Report the count of lines containing the word "assets" in the entries below, and nothing more.

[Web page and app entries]

☆ ☆ ☆ ☆ ☆

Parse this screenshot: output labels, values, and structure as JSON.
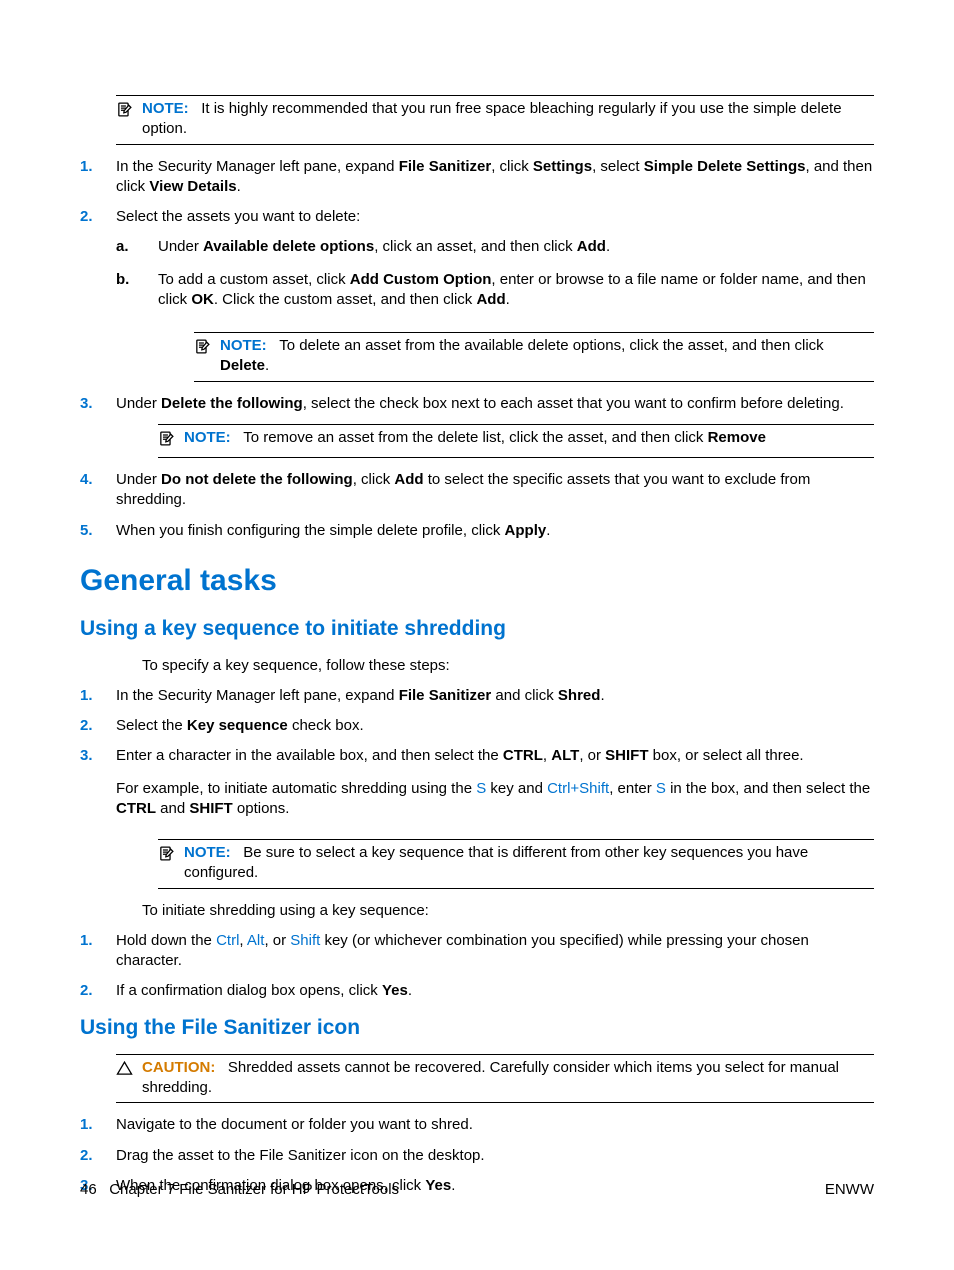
{
  "note0": {
    "label": "NOTE:",
    "text_a": "It is highly recommended that you run free space bleaching regularly if you use the simple delete option."
  },
  "list1": {
    "n1": "1.",
    "i1": {
      "a": "In the Security Manager left pane, expand ",
      "b1": "File Sanitizer",
      "b": ", click ",
      "b2": "Settings",
      "c": ", select ",
      "b3": "Simple Delete Settings",
      "d": ", and then click ",
      "b4": "View Details",
      "e": "."
    },
    "n2": "2.",
    "i2": "Select the assets you want to delete:",
    "sub": {
      "na": "a.",
      "a": {
        "p1": "Under ",
        "b1": "Available delete options",
        "p2": ", click an asset, and then click ",
        "b2": "Add",
        "p3": "."
      },
      "nb": "b.",
      "b": {
        "p1": "To add a custom asset, click ",
        "b1": "Add Custom Option",
        "p2": ", enter or browse to a file name or folder name, and then click ",
        "b2": "OK",
        "p3": ". Click the custom asset, and then click ",
        "b3": "Add",
        "p4": "."
      }
    },
    "note_sub": {
      "label": "NOTE:",
      "a": "To delete an asset from the available delete options, click the asset, and then click ",
      "b1": "Delete",
      "b": "."
    },
    "n3": "3.",
    "i3": {
      "a": "Under ",
      "b1": "Delete the following",
      "b": ", select the check box next to each asset that you want to confirm before deleting."
    },
    "note_3": {
      "label": "NOTE:",
      "a": "To remove an asset from the delete list, click the asset, and then click ",
      "b1": "Remove"
    },
    "n4": "4.",
    "i4": {
      "a": "Under ",
      "b1": "Do not delete the following",
      "b": ", click ",
      "b2": "Add",
      "c": " to select the specific assets that you want to exclude from shredding."
    },
    "n5": "5.",
    "i5": {
      "a": "When you finish configuring the simple delete profile, click ",
      "b1": "Apply",
      "b": "."
    }
  },
  "h1": "General tasks",
  "h2a": "Using a key sequence to initiate shredding",
  "p_intro": "To specify a key sequence, follow these steps:",
  "list2": {
    "n1": "1.",
    "i1": {
      "a": "In the Security Manager left pane, expand ",
      "b1": "File Sanitizer",
      "b": " and click ",
      "b2": "Shred",
      "c": "."
    },
    "n2": "2.",
    "i2": {
      "a": "Select the ",
      "b1": "Key sequence",
      "b": " check box."
    },
    "n3": "3.",
    "i3": {
      "a": "Enter a character in the available box, and then select the ",
      "b1": "CTRL",
      "b": ", ",
      "b2": "ALT",
      "c": ", or ",
      "b3": "SHIFT",
      "d": " box, or select all three."
    },
    "i3_ex": {
      "a": "For example, to initiate automatic shredding using the ",
      "k1": "S",
      "b": " key and ",
      "k2": "Ctrl+Shift",
      "c": ", enter ",
      "k3": "S",
      "d": " in the box, and then select the ",
      "b1": "CTRL",
      "e": " and ",
      "b2": "SHIFT",
      "f": " options."
    },
    "note": {
      "label": "NOTE:",
      "a": "Be sure to select a key sequence that is different from other key sequences you have configured."
    }
  },
  "p_init": "To initiate shredding using a key sequence:",
  "list3": {
    "n1": "1.",
    "i1": {
      "a": "Hold down the ",
      "k1": "Ctrl",
      "b": ", ",
      "k2": "Alt",
      "c": ", or ",
      "k3": "Shift",
      "d": " key (or whichever combination you specified) while pressing your chosen character."
    },
    "n2": "2.",
    "i2": {
      "a": "If a confirmation dialog box opens, click ",
      "b1": "Yes",
      "b": "."
    }
  },
  "h2b": "Using the File Sanitizer icon",
  "caution": {
    "label": "CAUTION:",
    "a": "Shredded assets cannot be recovered. Carefully consider which items you select for manual shredding."
  },
  "list4": {
    "n1": "1.",
    "i1": "Navigate to the document or folder you want to shred.",
    "n2": "2.",
    "i2": "Drag the asset to the File Sanitizer icon on the desktop.",
    "n3": "3.",
    "i3": {
      "a": "When the confirmation dialog box opens, click ",
      "b1": "Yes",
      "b": "."
    }
  },
  "footer": {
    "pagenum": "46",
    "chapter": "Chapter 7   File Sanitizer for HP ProtectTools",
    "right": "ENWW"
  }
}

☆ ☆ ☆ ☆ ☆

_YOUR RESPONSE_
3